To get a unique list of customers, select the Customer field and press the Add To Row Area button.

If you count, that was a total of four clicks. You can now copy cells A5:A28 to another worksheet and you have a unique list of customers.

Calculating Percentage of Total

Return to your original dataset and select a single cell. From the menu, select Data - PivotTable & Pivot Chart Report. Click Finish to create a blank pivot table.

In the PivotTable Field List, choose Product and click Add To Row Area.

Next, choose the Date field. Change the dropdown at the bottom of the field list to be column area and click the Add to button.

Choose the Cases field. Change the dropdown to Data area. Click the Add to button. The resulting pivot table will show sales by product and month.

Although this report is a summary of 10,000 rows of data, it is still a confusing jumble of numbers. It is really hard to spot trends in the data. When do Bananas sell best? It is hard to tell.

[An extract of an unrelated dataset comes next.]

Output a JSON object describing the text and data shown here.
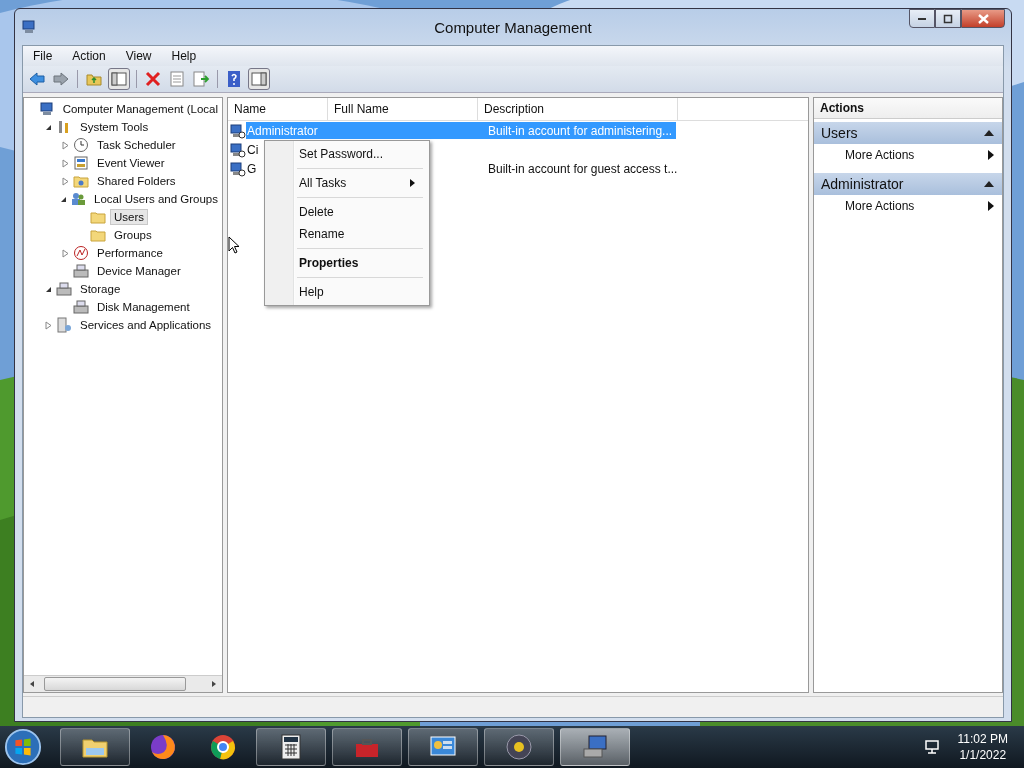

Double-click the Sum of Cases button in cell A3 to display the PivotTable Field dialog. The dialog gives you a few settings that you rarely need to change. However, choose the Options button to see more options.

The expanded dialog indicates that you are displaying the data as Normal.

Select the Show Data As dropdown. There are options for:

  • Normal
  • Difference From
  • % of
  • % Difference Of
  • Running Total In
  • % of Row
  • % of Column
  • % of Total
  • Index

For today's analysis, choose % of Row. The Base Field and Base Item are not relevant for the % of Row, so those options are greyed out. Choose OK to close the dialog box and return to the pivot table.

In the resulting pivot table, you can see that Banana sales are strongest in January through February. Apples do the best in September through November and Cherries do well in May through July.

Although Pivot Tables generally take four clicks to create, they have many additional features that allow for even more powerful analyses. People are often surprised that Michael Alexander and I could fill 250 pages about one feature of Excel, but when you consider all of the various options in a pivot table, it does merit a complete book.

Tips from this episode are from Pivot Table Data Crunching.